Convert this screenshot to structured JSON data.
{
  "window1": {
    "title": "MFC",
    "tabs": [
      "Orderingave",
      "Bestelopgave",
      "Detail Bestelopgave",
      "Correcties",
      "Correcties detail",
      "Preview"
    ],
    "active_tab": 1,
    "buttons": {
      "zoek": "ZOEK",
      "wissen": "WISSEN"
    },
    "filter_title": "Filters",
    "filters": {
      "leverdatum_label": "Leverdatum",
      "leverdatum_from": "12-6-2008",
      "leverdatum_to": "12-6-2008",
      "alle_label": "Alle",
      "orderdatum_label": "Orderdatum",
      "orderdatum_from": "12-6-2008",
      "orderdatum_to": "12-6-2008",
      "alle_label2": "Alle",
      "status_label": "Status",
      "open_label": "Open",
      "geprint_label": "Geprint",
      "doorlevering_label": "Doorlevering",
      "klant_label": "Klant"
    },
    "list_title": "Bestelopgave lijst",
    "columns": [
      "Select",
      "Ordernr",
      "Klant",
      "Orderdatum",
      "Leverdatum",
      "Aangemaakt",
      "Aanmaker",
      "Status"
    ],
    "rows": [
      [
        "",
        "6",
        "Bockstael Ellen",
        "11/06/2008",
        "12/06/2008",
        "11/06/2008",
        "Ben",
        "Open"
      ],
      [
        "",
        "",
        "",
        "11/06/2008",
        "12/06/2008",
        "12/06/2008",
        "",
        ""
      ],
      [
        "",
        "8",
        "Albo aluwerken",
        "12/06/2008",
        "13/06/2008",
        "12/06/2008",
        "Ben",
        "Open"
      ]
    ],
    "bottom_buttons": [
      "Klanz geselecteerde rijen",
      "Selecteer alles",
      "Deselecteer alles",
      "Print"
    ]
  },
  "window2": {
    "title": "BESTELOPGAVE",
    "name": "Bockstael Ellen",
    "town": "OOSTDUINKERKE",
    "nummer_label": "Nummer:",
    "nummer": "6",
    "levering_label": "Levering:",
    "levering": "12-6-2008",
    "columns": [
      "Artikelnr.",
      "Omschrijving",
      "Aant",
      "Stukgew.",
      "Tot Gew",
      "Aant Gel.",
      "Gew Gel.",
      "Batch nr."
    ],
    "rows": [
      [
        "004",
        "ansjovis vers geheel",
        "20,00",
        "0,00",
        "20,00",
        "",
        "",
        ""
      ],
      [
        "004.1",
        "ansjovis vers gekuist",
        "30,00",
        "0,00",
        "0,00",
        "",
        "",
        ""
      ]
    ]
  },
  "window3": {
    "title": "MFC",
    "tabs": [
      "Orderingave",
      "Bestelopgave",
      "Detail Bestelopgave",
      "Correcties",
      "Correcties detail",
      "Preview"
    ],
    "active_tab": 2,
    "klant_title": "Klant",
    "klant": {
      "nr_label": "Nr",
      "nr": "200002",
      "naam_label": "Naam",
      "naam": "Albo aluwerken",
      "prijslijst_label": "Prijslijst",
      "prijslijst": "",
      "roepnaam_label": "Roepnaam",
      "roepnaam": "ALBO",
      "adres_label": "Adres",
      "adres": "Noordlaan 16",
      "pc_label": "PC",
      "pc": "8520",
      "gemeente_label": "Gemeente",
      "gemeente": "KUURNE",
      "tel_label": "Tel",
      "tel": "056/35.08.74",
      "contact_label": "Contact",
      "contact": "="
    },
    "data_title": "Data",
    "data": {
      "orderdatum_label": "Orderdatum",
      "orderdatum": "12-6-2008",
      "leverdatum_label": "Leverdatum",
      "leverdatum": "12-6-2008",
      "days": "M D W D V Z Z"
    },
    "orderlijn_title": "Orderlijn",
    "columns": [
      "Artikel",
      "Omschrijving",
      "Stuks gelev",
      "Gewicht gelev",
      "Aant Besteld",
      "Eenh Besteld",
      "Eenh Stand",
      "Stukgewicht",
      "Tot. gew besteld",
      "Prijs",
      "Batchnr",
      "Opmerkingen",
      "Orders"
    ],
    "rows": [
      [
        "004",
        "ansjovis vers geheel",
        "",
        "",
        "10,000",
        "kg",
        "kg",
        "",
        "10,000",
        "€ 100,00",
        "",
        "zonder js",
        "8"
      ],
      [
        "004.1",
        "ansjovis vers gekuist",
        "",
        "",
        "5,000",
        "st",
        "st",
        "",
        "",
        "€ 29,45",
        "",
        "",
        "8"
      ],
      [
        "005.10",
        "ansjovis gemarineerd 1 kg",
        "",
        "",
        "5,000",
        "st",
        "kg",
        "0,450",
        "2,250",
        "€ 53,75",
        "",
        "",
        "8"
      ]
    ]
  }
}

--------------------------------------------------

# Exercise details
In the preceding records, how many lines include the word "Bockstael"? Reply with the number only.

# Reply
2